As the summer settles in, no cookout or picnic is complete without snacks! But have you ever wondered why those potato chips, cookies, or soda taste so addictive? Michael Moss's recent book, Salt, Sugar, Fat: How the Food Giants Hooked Us is an exploration of the places where biology, corporate profit, convenience, and food science overlap. Moss explores how the food industry has manipulated desirable ingredients (salt, sugar, fat) to enhance their food, creating a "bliss point" that our taste buds simply cannot resist. The book weaves together the rise of convenience food with information on our biological predispositions, nutritional needs, and susceptibility to food-related illness.

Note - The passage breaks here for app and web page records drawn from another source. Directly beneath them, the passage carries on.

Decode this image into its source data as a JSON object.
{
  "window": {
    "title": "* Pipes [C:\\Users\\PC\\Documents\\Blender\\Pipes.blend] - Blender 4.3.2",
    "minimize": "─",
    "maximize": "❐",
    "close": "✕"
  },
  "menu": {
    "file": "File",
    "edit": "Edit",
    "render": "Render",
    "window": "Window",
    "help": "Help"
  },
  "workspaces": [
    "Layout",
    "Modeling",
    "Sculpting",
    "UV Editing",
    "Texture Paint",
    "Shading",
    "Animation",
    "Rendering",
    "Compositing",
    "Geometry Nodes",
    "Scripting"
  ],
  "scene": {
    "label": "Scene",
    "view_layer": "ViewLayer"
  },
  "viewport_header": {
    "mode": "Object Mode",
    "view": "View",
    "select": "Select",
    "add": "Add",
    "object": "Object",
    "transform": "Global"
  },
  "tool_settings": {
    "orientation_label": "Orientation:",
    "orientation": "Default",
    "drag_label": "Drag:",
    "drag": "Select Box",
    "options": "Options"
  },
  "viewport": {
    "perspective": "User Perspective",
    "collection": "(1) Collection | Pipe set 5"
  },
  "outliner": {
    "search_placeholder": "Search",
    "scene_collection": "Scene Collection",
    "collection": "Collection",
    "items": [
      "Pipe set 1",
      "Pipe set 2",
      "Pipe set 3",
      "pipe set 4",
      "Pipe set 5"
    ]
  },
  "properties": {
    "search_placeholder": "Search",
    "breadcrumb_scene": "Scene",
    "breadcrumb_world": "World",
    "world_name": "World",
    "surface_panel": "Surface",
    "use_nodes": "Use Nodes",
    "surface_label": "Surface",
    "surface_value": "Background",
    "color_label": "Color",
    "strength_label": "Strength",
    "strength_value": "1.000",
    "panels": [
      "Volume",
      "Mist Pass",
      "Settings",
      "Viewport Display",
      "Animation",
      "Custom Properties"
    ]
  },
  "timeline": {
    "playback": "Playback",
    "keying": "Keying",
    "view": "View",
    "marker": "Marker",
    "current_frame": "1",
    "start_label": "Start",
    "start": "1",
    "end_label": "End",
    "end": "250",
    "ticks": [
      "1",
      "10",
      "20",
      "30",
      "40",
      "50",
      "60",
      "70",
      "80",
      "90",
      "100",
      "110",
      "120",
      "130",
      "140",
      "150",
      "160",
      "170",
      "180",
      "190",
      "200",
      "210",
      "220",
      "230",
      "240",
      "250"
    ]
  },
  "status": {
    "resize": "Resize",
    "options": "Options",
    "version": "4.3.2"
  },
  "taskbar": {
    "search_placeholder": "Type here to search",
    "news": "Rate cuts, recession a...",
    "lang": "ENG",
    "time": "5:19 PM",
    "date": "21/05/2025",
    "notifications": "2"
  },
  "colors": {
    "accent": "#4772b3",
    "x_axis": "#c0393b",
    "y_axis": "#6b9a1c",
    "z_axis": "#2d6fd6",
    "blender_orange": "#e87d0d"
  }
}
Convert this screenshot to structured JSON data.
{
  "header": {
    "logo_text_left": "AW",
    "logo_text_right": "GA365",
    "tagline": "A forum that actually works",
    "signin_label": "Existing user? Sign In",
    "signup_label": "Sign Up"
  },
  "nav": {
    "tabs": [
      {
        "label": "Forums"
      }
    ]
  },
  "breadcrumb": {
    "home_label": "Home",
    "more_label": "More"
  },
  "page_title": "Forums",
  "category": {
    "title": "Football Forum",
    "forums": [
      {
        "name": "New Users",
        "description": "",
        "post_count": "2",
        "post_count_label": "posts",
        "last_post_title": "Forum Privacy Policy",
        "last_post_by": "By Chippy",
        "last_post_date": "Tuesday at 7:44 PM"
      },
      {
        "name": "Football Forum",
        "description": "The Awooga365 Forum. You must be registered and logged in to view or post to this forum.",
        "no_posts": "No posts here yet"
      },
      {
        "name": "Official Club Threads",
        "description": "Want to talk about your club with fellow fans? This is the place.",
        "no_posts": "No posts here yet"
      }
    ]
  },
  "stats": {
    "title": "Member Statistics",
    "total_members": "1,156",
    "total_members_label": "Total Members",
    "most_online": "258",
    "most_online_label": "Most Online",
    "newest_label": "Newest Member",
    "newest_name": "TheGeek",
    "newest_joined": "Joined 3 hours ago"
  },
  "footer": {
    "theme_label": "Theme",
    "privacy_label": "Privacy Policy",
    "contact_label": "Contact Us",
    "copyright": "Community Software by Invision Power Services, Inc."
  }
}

The reader is introduced to the chemists that produce these convenience foods as well as the stealthy marketing devices corporations use to sell the products. This investigative work gives the modern reader a historical perspective on our current grocery store shelves. Journalistic in tone, this is a logical next read for anyone who has enjoyed books by authors like Michael Pollan or has an interest in the food industry.
Shannon @ Center Street